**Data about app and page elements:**
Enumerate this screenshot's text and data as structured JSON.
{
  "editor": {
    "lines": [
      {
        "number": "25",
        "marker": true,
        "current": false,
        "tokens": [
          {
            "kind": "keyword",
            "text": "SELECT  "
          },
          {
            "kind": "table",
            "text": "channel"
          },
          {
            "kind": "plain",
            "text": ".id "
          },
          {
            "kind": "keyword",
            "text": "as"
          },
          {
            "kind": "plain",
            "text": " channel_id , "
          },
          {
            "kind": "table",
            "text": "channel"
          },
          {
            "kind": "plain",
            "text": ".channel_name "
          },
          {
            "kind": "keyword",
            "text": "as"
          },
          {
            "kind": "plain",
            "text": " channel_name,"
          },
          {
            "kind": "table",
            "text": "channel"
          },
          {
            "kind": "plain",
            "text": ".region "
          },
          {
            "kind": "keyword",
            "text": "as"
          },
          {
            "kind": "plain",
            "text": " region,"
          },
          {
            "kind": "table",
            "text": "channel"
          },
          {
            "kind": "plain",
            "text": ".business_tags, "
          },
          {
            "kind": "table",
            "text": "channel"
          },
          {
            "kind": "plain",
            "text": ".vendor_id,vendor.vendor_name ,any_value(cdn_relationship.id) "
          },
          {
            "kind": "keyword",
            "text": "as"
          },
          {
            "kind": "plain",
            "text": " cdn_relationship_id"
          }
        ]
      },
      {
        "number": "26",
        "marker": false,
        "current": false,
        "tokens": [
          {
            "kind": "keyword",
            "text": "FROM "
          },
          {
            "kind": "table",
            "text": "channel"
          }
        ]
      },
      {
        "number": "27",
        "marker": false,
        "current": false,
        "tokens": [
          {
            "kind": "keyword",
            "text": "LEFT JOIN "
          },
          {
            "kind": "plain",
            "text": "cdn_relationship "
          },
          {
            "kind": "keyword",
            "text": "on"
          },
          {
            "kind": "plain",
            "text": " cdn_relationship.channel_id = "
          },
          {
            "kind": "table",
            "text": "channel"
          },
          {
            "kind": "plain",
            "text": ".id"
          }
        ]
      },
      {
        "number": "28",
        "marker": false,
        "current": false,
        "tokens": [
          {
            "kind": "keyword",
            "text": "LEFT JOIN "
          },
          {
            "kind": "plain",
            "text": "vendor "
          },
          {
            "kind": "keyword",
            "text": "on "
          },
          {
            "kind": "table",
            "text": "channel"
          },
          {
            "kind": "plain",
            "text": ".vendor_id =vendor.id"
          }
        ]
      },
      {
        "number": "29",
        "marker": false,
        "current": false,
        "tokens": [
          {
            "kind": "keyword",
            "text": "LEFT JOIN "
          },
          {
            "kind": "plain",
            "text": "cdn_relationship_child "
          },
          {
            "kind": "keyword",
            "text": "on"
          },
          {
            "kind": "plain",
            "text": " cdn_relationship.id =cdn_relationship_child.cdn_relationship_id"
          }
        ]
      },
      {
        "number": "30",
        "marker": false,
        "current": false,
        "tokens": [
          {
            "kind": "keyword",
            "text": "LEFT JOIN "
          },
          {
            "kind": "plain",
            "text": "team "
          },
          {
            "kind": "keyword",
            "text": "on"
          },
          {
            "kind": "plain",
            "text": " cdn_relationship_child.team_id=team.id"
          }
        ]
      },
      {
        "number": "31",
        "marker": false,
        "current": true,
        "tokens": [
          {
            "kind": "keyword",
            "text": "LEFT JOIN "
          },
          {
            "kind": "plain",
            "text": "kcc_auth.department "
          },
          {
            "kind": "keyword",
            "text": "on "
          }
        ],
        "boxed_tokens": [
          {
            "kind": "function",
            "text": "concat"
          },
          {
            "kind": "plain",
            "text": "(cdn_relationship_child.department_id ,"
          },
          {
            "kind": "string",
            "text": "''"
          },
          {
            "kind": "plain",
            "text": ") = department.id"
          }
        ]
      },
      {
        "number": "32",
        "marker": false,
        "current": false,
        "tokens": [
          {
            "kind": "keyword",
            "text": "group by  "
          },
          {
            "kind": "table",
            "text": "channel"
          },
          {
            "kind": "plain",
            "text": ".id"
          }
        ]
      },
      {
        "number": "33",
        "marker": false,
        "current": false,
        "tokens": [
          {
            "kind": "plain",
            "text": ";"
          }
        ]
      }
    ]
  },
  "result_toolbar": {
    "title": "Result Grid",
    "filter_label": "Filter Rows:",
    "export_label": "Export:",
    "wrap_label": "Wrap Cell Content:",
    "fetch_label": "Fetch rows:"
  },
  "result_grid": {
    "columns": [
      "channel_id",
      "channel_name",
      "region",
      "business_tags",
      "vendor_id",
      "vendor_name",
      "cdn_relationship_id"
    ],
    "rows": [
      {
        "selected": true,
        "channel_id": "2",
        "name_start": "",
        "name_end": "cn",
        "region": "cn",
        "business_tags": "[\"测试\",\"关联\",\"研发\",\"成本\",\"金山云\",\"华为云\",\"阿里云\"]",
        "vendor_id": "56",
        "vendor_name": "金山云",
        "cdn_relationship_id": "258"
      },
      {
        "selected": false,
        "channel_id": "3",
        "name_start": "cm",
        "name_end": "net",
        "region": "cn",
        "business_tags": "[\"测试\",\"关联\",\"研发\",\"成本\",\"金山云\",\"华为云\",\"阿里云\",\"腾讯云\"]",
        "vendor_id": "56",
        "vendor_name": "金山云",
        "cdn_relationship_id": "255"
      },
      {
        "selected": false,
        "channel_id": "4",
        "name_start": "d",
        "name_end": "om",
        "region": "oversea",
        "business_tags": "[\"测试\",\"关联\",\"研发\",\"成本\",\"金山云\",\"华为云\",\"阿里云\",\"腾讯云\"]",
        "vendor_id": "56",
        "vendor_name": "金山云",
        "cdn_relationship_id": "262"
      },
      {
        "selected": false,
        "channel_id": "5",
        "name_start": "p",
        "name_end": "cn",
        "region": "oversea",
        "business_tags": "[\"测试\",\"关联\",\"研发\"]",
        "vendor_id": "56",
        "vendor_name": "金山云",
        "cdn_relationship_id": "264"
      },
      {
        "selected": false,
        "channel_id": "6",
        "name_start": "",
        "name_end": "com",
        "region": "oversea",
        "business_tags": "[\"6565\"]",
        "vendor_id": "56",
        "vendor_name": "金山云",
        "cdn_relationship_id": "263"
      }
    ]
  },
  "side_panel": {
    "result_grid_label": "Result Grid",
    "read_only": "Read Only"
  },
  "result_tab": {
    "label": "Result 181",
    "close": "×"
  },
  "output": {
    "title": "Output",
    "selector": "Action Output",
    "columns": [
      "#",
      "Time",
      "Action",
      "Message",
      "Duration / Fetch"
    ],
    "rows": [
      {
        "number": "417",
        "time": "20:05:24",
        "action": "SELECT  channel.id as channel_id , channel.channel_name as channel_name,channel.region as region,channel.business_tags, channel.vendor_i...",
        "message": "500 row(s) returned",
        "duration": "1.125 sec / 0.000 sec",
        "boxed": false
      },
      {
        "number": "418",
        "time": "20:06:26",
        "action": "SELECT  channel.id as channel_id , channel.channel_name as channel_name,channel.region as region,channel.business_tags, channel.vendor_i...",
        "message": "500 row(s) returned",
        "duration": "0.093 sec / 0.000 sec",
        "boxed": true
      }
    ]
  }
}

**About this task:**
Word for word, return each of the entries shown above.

**Answer to the problem:**
Enumerate this screenshot's text and data as structured JSON.
{
  "editor": {
    "lines": [
      {
        "number": "25",
        "marker": true,
        "current": false,
        "tokens": [
          {
            "kind": "keyword",
            "text": "SELECT  "
          },
          {
            "kind": "table",
            "text": "channel"
          },
          {
            "kind": "plain",
            "text": ".id "
          },
          {
            "kind": "keyword",
            "text": "as"
          },
          {
            "kind": "plain",
            "text": " channel_id , "
          },
          {
            "kind": "table",
            "text": "channel"
          },
          {
            "kind": "plain",
            "text": ".channel_name "
          },
          {
            "kind": "keyword",
            "text": "as"
          },
          {
            "kind": "plain",
            "text": " channel_name,"
          },
          {
            "kind": "table",
            "text": "channel"
          },
          {
            "kind": "plain",
            "text": ".region "
          },
          {
            "kind": "keyword",
            "text": "as"
          },
          {
            "kind": "plain",
            "text": " region,"
          },
          {
            "kind": "table",
            "text": "channel"
          },
          {
            "kind": "plain",
            "text": ".business_tags, "
          },
          {
            "kind": "table",
            "text": "channel"
          },
          {
            "kind": "plain",
            "text": ".vendor_id,vendor.vendor_name ,any_value(cdn_relationship.id) "
          },
          {
            "kind": "keyword",
            "text": "as"
          },
          {
            "kind": "plain",
            "text": " cdn_relationship_id"
          }
        ]
      },
      {
        "number": "26",
        "marker": false,
        "current": false,
        "tokens": [
          {
            "kind": "keyword",
            "text": "FROM "
          },
          {
            "kind": "table",
            "text": "channel"
          }
        ]
      },
      {
        "number": "27",
        "marker": false,
        "current": false,
        "tokens": [
          {
            "kind": "keyword",
            "text": "LEFT JOIN "
          },
          {
            "kind": "plain",
            "text": "cdn_relationship "
          },
          {
            "kind": "keyword",
            "text": "on"
          },
          {
            "kind": "plain",
            "text": " cdn_relationship.channel_id = "
          },
          {
            "kind": "table",
            "text": "channel"
          },
          {
            "kind": "plain",
            "text": ".id"
          }
        ]
      },
      {
        "number": "28",
        "marker": false,
        "current": false,
        "tokens": [
          {
            "kind": "keyword",
            "text": "LEFT JOIN "
          },
          {
            "kind": "plain",
            "text": "vendor "
          },
          {
            "kind": "keyword",
            "text": "on "
          },
          {
            "kind": "table",
            "text": "channel"
          },
          {
            "kind": "plain",
            "text": ".vendor_id =vendor.id"
          }
        ]
      },
      {
        "number": "29",
        "marker": false,
        "current": false,
        "tokens": [
          {
            "kind": "keyword",
            "text": "LEFT JOIN "
          },
          {
            "kind": "plain",
            "text": "cdn_relationship_child "
          },
          {
            "kind": "keyword",
            "text": "on"
          },
          {
            "kind": "plain",
            "text": " cdn_relationship.id =cdn_relationship_child.cdn_relationship_id"
          }
        ]
      },
      {
        "number": "30",
        "marker": false,
        "current": false,
        "tokens": [
          {
            "kind": "keyword",
            "text": "LEFT JOIN "
          },
          {
            "kind": "plain",
            "text": "team "
          },
          {
            "kind": "keyword",
            "text": "on"
          },
          {
            "kind": "plain",
            "text": " cdn_relationship_child.team_id=team.id"
          }
        ]
      },
      {
        "number": "31",
        "marker": false,
        "current": true,
        "tokens": [
          {
            "kind": "keyword",
            "text": "LEFT JOIN "
          },
          {
            "kind": "plain",
            "text": "kcc_auth.department "
          },
          {
            "kind": "keyword",
            "text": "on "
          }
        ],
        "boxed_tokens": [
          {
            "kind": "function",
            "text": "concat"
          },
          {
            "kind": "plain",
            "text": "(cdn_relationship_child.department_id ,"
          },
          {
            "kind": "string",
            "text": "''"
          },
          {
            "kind": "plain",
            "text": ") = department.id"
          }
        ]
      },
      {
        "number": "32",
        "marker": false,
        "current": false,
        "tokens": [
          {
            "kind": "keyword",
            "text": "group by  "
          },
          {
            "kind": "table",
            "text": "channel"
          },
          {
            "kind": "plain",
            "text": ".id"
          }
        ]
      },
      {
        "number": "33",
        "marker": false,
        "current": false,
        "tokens": [
          {
            "kind": "plain",
            "text": ";"
          }
        ]
      }
    ]
  },
  "result_toolbar": {
    "title": "Result Grid",
    "filter_label": "Filter Rows:",
    "export_label": "Export:",
    "wrap_label": "Wrap Cell Content:",
    "fetch_label": "Fetch rows:"
  },
  "result_grid": {
    "columns": [
      "channel_id",
      "channel_name",
      "region",
      "business_tags",
      "vendor_id",
      "vendor_name",
      "cdn_relationship_id"
    ],
    "rows": [
      {
        "selected": true,
        "channel_id": "2",
        "name_start": "",
        "name_end": "cn",
        "region": "cn",
        "business_tags": "[\"测试\",\"关联\",\"研发\",\"成本\",\"金山云\",\"华为云\",\"阿里云\"]",
        "vendor_id": "56",
        "vendor_name": "金山云",
        "cdn_relationship_id": "258"
      },
      {
        "selected": false,
        "channel_id": "3",
        "name_start": "cm",
        "name_end": "net",
        "region": "cn",
        "business_tags": "[\"测试\",\"关联\",\"研发\",\"成本\",\"金山云\",\"华为云\",\"阿里云\",\"腾讯云\"]",
        "vendor_id": "56",
        "vendor_name": "金山云",
        "cdn_relationship_id": "255"
      },
      {
        "selected": false,
        "channel_id": "4",
        "name_start": "d",
        "name_end": "om",
        "region": "oversea",
        "business_tags": "[\"测试\",\"关联\",\"研发\",\"成本\",\"金山云\",\"华为云\",\"阿里云\",\"腾讯云\"]",
        "vendor_id": "56",
        "vendor_name": "金山云",
        "cdn_relationship_id": "262"
      },
      {
        "selected": false,
        "channel_id": "5",
        "name_start": "p",
        "name_end": "cn",
        "region": "oversea",
        "business_tags": "[\"测试\",\"关联\",\"研发\"]",
        "vendor_id": "56",
        "vendor_name": "金山云",
        "cdn_relationship_id": "264"
      },
      {
        "selected": false,
        "channel_id": "6",
        "name_start": "",
        "name_end": "com",
        "region": "oversea",
        "business_tags": "[\"6565\"]",
        "vendor_id": "56",
        "vendor_name": "金山云",
        "cdn_relationship_id": "263"
      }
    ]
  },
  "side_panel": {
    "result_grid_label": "Result Grid",
    "read_only": "Read Only"
  },
  "result_tab": {
    "label": "Result 181",
    "close": "×"
  },
  "output": {
    "title": "Output",
    "selector": "Action Output",
    "columns": [
      "#",
      "Time",
      "Action",
      "Message",
      "Duration / Fetch"
    ],
    "rows": [
      {
        "number": "417",
        "time": "20:05:24",
        "action": "SELECT  channel.id as channel_id , channel.channel_name as channel_name,channel.region as region,channel.business_tags, channel.vendor_i...",
        "message": "500 row(s) returned",
        "duration": "1.125 sec / 0.000 sec",
        "boxed": false
      },
      {
        "number": "418",
        "time": "20:06:26",
        "action": "SELECT  channel.id as channel_id , channel.channel_name as channel_name,channel.region as region,channel.business_tags, channel.vendor_i...",
        "message": "500 row(s) returned",
        "duration": "0.093 sec / 0.000 sec",
        "boxed": true
      }
    ]
  }
}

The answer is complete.